Nice little article in Time by Aileen Teague, a Ph.D. history student, about the impact on Mexico of the U.S. war on drugs.
But here’s the key point:
And yet last yearâ€™s federal drug war budget â€” topping $25 billion â€” and the continued efforts of U.S. institutions abroad in the name of drug control, remind us that a war on drugs is still alive and well.
The current system is propped up by many different U.S. and Mexican institutionsâ€”police forces, the military, the CIA, the State Department, etc.â€”each with its own set of interests. Methodical funding cuts would have to be made alongside fundamental revisions of the roles these institutions play for real change to take place. For all of the talk of marijuana legalization and an end to the war on drugs, policies along these lines have yet to be established, let alone brought more fully into the global drug debate.

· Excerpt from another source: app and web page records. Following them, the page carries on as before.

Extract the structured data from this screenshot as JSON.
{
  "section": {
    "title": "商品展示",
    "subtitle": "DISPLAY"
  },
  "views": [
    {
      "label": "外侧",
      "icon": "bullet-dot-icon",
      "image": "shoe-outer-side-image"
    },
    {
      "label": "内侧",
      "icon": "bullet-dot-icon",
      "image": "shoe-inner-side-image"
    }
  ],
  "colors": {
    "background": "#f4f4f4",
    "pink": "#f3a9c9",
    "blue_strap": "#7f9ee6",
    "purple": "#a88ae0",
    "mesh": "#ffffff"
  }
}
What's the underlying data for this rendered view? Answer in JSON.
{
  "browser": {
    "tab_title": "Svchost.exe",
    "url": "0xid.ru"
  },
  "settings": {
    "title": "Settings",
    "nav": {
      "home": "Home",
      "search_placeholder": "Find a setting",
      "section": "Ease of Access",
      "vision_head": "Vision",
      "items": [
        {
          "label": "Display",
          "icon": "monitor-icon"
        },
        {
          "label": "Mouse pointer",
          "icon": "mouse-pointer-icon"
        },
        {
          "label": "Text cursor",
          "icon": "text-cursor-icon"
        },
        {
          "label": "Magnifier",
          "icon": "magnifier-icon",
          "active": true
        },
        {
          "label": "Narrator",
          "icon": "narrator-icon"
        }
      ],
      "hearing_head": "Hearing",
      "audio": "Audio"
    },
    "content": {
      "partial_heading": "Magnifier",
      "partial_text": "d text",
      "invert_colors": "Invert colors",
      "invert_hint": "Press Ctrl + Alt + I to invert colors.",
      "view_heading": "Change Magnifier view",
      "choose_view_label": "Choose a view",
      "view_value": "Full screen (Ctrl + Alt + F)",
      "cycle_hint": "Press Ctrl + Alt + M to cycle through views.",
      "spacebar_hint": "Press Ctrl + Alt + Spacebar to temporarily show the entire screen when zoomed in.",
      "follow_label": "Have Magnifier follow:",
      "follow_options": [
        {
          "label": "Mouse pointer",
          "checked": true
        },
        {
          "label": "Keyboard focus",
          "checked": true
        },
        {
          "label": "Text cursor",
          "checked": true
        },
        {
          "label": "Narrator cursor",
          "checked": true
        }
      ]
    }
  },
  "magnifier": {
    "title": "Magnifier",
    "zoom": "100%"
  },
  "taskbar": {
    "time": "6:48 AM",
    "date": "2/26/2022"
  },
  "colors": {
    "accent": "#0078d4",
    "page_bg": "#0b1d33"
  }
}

Exactly. For long-term meaningful change, it’s the budgets we hae to tackle, and there are very entrenched interests involved. I’ve been through some government budget excercises before and it’s rather amazing how hard it can be to cut agencies’ funding – it becomes a political nightmare regarding affected jobs and communities rather than being about actually spending the money in ways that provide value in terms of the larger picture.
Of course, if the DEA continues to piss off the Senate, maybe it’ll get a little easier to start making the kinds of cuts we need to make.
And it doesn’t hurt for us to raise the issue of wasteful spending on the corrupt drug war every chance we get.
Personally, when talking about fiscal implications, I prefer talking about savings from eliminating drug war wasted and corruption rather than talking about tax revenues from legalization, even though I realize that it’s the mere hint of talk about cutting budgets that gets the lobbyists who protect drug warrior jobs out of bed each morning.